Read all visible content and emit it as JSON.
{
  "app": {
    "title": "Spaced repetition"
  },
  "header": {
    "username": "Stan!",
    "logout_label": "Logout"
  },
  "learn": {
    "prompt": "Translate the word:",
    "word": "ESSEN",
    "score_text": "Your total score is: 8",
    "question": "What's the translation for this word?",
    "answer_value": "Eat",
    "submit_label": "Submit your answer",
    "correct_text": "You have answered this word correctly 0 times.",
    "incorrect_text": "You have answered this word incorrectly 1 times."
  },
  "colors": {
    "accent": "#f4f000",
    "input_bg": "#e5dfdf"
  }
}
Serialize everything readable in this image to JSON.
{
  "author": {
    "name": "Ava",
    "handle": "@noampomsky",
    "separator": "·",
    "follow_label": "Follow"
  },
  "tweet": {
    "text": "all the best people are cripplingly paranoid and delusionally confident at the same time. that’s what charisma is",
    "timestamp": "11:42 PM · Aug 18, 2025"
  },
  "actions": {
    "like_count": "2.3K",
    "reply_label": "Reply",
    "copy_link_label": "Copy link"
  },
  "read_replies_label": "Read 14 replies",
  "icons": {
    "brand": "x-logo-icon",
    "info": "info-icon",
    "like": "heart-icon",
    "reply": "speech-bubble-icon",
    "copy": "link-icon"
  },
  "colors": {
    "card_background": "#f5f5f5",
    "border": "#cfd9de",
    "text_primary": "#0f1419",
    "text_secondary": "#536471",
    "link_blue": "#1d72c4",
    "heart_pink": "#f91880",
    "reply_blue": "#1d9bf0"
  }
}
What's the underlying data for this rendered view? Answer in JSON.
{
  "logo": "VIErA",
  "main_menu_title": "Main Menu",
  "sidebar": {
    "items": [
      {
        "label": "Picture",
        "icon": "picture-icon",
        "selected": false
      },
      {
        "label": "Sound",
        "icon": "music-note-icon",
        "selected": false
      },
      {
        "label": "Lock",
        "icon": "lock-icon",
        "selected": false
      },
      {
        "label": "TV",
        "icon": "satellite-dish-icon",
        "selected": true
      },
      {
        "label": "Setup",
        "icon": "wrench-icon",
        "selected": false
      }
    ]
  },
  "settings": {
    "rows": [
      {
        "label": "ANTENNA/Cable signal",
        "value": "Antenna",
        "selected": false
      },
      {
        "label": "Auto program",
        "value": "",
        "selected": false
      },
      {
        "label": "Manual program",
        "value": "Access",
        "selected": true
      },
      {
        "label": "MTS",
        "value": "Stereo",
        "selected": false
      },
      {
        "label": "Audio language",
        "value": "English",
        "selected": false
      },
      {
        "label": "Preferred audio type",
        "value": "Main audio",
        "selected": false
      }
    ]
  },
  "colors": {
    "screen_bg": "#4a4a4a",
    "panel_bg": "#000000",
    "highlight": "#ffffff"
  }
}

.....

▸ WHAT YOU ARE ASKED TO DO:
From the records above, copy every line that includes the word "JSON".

▸ TASK RESPONSE:
Read all visible content and emit it as JSON.
Serialize everything readable in this image to JSON.
What's the underlying data for this rendered view? Answer in JSON.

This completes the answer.